» **WHAT THE EXERCISE ASKS**
Look through the records and copy every line in which "JSON" appears.
##### SUPPLIED MATERIAL
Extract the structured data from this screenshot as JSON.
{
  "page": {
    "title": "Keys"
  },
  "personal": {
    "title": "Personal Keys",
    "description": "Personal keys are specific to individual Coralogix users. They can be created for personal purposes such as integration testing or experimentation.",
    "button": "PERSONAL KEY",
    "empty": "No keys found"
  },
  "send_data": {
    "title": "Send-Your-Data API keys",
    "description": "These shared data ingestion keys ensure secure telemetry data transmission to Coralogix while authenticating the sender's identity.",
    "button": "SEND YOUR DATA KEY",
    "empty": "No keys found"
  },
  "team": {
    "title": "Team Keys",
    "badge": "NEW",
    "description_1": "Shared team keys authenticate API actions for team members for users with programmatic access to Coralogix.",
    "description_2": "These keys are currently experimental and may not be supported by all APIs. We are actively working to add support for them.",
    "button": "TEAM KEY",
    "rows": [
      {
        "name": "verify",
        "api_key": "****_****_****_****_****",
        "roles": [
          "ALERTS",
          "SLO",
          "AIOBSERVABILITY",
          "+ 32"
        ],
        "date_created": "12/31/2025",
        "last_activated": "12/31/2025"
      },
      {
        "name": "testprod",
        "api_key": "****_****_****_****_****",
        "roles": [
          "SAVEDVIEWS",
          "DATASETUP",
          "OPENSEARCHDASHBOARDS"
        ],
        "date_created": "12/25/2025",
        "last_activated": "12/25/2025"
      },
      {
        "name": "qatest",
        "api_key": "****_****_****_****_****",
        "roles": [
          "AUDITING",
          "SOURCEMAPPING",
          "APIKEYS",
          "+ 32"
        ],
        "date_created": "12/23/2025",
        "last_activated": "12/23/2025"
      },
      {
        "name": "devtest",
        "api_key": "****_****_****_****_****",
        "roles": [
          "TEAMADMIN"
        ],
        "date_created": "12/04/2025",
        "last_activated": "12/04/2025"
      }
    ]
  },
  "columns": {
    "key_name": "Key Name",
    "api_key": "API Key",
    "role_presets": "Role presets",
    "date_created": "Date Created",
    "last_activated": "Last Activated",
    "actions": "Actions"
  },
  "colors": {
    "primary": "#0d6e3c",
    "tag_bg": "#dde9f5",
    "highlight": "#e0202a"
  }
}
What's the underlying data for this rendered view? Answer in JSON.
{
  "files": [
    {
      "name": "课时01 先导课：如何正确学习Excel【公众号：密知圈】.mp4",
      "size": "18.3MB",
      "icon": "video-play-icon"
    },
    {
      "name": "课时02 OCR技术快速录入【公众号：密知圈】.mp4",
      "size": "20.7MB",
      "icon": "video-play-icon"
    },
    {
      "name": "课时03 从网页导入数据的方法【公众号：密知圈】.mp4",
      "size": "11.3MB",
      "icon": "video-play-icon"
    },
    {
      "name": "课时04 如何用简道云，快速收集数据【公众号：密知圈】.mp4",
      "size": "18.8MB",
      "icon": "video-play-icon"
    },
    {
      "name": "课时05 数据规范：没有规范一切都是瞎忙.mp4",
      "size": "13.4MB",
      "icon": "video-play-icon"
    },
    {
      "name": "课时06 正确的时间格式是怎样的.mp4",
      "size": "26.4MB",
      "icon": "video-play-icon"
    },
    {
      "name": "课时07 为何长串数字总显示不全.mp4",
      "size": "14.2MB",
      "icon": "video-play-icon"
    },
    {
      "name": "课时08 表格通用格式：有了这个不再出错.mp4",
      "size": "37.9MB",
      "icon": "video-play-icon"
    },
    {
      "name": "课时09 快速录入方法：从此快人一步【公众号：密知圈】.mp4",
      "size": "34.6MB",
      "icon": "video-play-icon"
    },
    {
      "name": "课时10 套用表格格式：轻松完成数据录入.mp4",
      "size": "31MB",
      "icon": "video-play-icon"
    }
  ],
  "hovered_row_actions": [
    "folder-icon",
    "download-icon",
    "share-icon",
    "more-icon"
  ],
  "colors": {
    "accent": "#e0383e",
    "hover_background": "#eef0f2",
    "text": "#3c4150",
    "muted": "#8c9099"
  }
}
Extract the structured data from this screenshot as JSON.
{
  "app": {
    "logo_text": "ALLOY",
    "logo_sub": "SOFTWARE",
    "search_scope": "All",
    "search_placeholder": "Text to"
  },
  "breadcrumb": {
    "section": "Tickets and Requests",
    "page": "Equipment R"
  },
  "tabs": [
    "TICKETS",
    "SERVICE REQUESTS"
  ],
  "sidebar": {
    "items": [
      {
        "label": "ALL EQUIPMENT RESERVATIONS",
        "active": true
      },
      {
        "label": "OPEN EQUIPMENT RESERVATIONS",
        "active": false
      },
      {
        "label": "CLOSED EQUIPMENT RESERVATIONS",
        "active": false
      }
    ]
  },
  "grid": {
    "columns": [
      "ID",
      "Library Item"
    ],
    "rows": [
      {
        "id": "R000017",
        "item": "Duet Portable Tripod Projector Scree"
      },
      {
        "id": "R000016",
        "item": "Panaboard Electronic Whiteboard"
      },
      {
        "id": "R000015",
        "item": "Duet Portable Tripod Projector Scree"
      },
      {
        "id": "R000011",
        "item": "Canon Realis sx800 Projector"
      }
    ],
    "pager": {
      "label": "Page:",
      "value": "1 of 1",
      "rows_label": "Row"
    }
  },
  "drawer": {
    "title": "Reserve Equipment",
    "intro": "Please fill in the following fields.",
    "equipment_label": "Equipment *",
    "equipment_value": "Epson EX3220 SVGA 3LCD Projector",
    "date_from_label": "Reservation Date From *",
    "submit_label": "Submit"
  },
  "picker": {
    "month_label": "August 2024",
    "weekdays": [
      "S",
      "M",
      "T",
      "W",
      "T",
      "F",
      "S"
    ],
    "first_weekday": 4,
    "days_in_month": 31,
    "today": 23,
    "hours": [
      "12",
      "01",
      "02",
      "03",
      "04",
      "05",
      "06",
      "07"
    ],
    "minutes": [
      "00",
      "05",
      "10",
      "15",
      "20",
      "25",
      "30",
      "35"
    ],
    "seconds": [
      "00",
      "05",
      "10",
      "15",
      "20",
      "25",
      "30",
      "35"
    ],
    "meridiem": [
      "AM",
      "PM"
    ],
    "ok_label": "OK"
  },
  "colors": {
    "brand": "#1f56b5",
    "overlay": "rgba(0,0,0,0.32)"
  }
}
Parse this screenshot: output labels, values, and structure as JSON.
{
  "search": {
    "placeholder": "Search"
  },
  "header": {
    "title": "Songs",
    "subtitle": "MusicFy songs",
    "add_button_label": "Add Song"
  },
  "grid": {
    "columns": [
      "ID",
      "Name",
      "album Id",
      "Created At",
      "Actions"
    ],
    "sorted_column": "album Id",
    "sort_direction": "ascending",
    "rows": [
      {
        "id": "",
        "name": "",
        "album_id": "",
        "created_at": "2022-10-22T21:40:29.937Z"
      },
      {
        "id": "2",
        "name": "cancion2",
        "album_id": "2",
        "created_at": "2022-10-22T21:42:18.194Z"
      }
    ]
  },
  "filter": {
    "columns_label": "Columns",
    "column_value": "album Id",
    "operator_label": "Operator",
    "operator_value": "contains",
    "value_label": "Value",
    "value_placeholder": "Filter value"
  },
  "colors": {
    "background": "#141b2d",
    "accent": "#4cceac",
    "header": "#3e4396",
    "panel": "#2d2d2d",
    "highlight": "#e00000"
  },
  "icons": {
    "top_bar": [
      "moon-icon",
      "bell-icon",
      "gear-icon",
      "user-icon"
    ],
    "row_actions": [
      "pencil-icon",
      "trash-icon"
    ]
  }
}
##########
» **REPLY TO THE TASK**
Extract the structured data from this screenshot as JSON.
What's the underlying data for this rendered view? Answer in JSON.
Extract the structured data from this screenshot as JSON.
Parse this screenshot: output labels, values, and structure as JSON.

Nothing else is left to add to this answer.